*** Dataset extract Section Begins ***

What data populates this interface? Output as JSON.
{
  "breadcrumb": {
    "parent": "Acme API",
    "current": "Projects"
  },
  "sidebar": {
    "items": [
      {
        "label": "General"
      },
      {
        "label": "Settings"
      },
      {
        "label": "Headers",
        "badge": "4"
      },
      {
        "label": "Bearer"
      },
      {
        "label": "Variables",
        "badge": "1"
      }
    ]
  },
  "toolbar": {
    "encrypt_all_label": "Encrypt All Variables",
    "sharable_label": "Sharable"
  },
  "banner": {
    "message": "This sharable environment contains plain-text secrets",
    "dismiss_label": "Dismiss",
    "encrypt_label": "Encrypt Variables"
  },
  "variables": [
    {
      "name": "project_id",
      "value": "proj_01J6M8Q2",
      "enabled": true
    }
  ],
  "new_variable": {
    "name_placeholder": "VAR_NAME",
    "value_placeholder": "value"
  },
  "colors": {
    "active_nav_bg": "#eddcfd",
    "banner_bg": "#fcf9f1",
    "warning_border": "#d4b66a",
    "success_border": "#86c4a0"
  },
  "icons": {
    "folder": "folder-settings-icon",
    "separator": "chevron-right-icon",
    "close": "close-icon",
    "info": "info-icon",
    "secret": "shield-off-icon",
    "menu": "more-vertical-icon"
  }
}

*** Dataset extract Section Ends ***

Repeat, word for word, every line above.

● Exercise result
What data populates this interface? Output as JSON.
{
  "breadcrumb": {
    "parent": "Acme API",
    "current": "Projects"
  },
  "sidebar": {
    "items": [
      {
        "label": "General"
      },
      {
        "label": "Settings"
      },
      {
        "label": "Headers",
        "badge": "4"
      },
      {
        "label": "Bearer"
      },
      {
        "label": "Variables",
        "badge": "1"
      }
    ]
  },
  "toolbar": {
    "encrypt_all_label": "Encrypt All Variables",
    "sharable_label": "Sharable"
  },
  "banner": {
    "message": "This sharable environment contains plain-text secrets",
    "dismiss_label": "Dismiss",
    "encrypt_label": "Encrypt Variables"
  },
  "variables": [
    {
      "name": "project_id",
      "value": "proj_01J6M8Q2",
      "enabled": true
    }
  ],
  "new_variable": {
    "name_placeholder": "VAR_NAME",
    "value_placeholder": "value"
  },
  "colors": {
    "active_nav_bg": "#eddcfd",
    "banner_bg": "#fcf9f1",
    "warning_border": "#d4b66a",
    "success_border": "#86c4a0"
  },
  "icons": {
    "folder": "folder-settings-icon",
    "separator": "chevron-right-icon",
    "close": "close-icon",
    "info": "info-icon",
    "secret": "shield-off-icon",
    "menu": "more-vertical-icon"
  }
}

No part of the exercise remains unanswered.